In the fall of 2015, I looked across the room in OSU’s Morandi Hall and saw this stranger tackling the densest block of hardwood I’ve ever seen. With a few basic hand tools and a couple of weeks, she coaxed it into the shape of the cosmic Van Allen radiation belt. The artist was Caroline Moses, and in the year and a half since, I’ve been fortunate enough to watch her work evolve up close. An artist of frightening dedication, Moses regularly transmutes a truly unique and unfettered perspective into works that are not only physically beautiful, but intensely personal. To a rather stunning degree, she achieves in her artwork an honesty that lives and breathes loudly on the surface, yet doesn’t spoon-feed or force a specific engagement.

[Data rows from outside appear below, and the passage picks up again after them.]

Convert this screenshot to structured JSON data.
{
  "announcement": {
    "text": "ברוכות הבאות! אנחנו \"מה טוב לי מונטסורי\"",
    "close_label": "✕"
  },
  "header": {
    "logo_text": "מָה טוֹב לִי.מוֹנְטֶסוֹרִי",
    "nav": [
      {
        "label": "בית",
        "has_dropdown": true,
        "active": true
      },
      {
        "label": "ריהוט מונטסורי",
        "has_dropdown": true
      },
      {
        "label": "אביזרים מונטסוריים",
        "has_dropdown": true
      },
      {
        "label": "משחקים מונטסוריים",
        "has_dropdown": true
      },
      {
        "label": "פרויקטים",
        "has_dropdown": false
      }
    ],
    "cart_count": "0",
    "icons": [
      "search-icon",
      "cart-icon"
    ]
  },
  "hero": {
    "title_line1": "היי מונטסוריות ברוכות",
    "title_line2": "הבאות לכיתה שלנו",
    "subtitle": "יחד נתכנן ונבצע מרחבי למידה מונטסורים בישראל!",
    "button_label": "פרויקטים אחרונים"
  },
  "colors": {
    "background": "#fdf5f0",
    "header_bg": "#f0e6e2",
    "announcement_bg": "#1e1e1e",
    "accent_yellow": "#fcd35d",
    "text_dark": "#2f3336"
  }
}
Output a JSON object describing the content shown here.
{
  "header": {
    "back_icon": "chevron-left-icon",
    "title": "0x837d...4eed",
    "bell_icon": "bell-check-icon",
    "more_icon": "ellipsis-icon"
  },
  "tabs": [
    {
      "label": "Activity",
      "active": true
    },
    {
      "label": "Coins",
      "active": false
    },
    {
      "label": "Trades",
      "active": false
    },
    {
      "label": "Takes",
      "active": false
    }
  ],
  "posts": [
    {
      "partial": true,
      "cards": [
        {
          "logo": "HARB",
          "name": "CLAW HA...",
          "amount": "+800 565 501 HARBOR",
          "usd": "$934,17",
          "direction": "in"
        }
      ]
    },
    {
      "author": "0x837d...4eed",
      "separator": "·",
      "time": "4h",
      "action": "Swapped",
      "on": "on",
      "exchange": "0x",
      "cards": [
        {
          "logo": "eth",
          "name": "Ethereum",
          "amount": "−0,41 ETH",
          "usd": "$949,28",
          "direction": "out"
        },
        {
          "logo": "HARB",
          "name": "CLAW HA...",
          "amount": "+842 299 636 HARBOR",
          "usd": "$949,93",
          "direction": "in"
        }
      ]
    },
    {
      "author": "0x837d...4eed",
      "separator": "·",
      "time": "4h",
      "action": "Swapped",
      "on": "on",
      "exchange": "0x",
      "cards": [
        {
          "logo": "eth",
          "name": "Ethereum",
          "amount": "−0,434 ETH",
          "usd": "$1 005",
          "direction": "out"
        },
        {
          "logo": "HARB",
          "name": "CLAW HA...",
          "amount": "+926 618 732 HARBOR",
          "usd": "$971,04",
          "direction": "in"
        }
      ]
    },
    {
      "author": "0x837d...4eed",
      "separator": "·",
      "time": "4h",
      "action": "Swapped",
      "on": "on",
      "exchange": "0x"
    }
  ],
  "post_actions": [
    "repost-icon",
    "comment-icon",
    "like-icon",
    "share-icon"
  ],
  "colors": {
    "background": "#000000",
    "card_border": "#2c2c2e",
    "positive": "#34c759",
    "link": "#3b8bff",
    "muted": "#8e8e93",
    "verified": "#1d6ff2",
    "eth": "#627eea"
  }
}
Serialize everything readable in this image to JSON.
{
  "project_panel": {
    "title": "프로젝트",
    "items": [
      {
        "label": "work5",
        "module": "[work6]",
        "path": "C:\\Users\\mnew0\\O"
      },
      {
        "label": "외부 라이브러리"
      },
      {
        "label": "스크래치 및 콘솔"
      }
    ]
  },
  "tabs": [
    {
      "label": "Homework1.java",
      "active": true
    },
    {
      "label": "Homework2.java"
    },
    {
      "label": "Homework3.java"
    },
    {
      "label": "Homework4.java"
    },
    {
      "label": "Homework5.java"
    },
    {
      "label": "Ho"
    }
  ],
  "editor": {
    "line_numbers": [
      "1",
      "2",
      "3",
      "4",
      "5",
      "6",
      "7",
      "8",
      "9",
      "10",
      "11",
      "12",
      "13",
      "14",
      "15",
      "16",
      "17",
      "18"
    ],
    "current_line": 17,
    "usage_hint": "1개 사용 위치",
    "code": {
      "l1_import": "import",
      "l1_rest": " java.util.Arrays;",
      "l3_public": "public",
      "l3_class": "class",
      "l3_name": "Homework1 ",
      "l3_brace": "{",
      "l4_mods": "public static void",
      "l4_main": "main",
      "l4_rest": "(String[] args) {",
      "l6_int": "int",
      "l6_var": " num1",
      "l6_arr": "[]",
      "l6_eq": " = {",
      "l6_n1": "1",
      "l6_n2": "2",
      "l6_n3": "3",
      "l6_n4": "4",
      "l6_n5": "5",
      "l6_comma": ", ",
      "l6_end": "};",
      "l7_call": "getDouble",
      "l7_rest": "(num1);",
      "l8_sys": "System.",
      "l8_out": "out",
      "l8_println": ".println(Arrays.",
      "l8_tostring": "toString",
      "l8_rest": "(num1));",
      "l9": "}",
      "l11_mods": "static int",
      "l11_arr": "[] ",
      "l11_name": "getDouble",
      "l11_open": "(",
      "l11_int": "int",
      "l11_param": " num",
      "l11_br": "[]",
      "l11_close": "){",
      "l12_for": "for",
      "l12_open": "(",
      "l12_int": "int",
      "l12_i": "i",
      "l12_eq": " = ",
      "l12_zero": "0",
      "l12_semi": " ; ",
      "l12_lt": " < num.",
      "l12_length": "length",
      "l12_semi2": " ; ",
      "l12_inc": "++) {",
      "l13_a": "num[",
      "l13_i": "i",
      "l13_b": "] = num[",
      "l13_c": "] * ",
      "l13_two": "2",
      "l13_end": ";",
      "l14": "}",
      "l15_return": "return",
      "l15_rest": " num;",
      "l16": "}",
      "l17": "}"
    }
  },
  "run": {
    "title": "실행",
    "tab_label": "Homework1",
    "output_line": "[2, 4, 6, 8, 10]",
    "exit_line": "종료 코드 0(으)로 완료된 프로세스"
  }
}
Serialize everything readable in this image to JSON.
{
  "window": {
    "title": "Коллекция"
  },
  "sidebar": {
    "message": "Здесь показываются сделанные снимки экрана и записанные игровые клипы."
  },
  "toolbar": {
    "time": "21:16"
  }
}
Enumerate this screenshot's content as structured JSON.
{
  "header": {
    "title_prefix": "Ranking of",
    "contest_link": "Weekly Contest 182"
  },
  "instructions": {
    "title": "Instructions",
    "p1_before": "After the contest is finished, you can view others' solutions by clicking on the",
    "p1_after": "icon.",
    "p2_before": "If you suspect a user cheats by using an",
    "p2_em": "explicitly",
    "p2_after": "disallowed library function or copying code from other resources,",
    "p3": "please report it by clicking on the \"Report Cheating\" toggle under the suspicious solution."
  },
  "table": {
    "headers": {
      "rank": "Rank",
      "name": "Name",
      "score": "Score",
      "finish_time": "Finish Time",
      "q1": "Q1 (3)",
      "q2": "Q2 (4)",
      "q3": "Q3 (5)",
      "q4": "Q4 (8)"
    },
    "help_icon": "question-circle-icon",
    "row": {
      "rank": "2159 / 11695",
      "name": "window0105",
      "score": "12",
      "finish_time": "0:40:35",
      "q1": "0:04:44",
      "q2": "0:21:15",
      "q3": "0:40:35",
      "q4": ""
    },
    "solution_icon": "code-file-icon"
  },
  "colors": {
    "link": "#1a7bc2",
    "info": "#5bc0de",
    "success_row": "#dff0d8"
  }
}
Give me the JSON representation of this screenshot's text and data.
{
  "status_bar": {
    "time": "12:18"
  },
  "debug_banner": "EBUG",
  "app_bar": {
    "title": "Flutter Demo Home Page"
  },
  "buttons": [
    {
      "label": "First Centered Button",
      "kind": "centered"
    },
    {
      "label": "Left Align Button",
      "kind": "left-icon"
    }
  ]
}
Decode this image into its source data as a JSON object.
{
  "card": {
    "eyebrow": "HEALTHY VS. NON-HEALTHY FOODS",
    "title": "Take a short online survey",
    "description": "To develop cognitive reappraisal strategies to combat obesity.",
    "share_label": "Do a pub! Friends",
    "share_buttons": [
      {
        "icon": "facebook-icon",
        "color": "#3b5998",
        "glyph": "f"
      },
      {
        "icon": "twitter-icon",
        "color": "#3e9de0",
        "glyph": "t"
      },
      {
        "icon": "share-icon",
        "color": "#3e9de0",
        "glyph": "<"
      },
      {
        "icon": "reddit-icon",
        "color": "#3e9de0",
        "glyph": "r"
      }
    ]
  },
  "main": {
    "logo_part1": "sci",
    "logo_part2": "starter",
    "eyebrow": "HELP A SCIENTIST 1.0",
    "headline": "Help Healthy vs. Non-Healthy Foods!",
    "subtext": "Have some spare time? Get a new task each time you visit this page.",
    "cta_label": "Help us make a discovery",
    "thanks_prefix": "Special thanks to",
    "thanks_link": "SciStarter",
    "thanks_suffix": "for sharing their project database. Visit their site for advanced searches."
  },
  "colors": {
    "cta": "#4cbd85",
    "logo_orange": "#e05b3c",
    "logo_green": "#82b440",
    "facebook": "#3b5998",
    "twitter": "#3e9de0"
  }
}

“I want the work itself to ask questions of people, so a conversation can start,” said Moses, who in her current body of work is focusing on narratives related to obsessive-compulsive disorder. Though art dedicated to oft-marginalized topics can be overtly activist, that’s not the case here.
“It’s meant to nurture,” she added.
This nurturing extends not just to the viewer, but to the artist. Moses explained that where traditional therapy has failed, her practice has succeeded. I myself have found her work therapeutic for my own reasons, many of which highlight the importance of process. Her Instagram feed has provided a constant stream of hypnotic video loops, detailing small aspects of her tedious creations. Hundreds of wooden triangles being dropped rhythmically into a box, glue being methodically slicked across a surface like waves washing onto the beach. Mosaics constructed square by square. Process is a major part of art-making in general, but in Moses’ case it is nearly all-encompassing.
“The repetition is therapeutic for me. But it’s not just about that anymore. Cutting, placing, and painting all by hand, all in a particular order, has value to me. I could use a jig to cut each piece to match the last identically, but it feels more authentic when I’m addressing mental health and OCD specifically that each piece has its own character that mirrors compulsive behavior that is never exactly the same. So, after I make each individual piece by hand, I find myself finding my favorites among them and a sense of pride for the labor of the work. And when the project is finished I have something I find beautiful because of its imperfections,” she explained.
Hoping to make the conversation around mental health more approachable, Moses seeks to create art on the topic that reflects beauty and accessibility. Even fairly early on into this lifelong body of work much has been achieved, each new piece bringing with it the promise of an expanding platform. For example, if you make it to her CEI Artworks exhibit, titled Check, Check, Check, Check, you’ll be greeted with a 13-foot-long construction of over 4,000 painted wood triangles, creating two conflicting images depending on where you’re standing. Perhaps the biggest leap in her work I’ve witnessed yet, it has me already anxious to see what comes next.
Whether you head out for the Corvallis Arts Walk or catch the exhibitions on your own time, don’t miss an opportunity to view this work or get in on the conversation it creates.
For more artwork, visit www.carolinemosesart.com. Check, Check, Check, Check will be at CEI Artworks (408 SW Monroe Avenue, Suite 110) from March 16 until April 18. The opening reception will be during the Corvallis Arts Walk on Thursday, March 16 from 4 until 8 p.m. For more information, email Bruce Burris at firstname.lastname@example.org.
By Johnny Beaver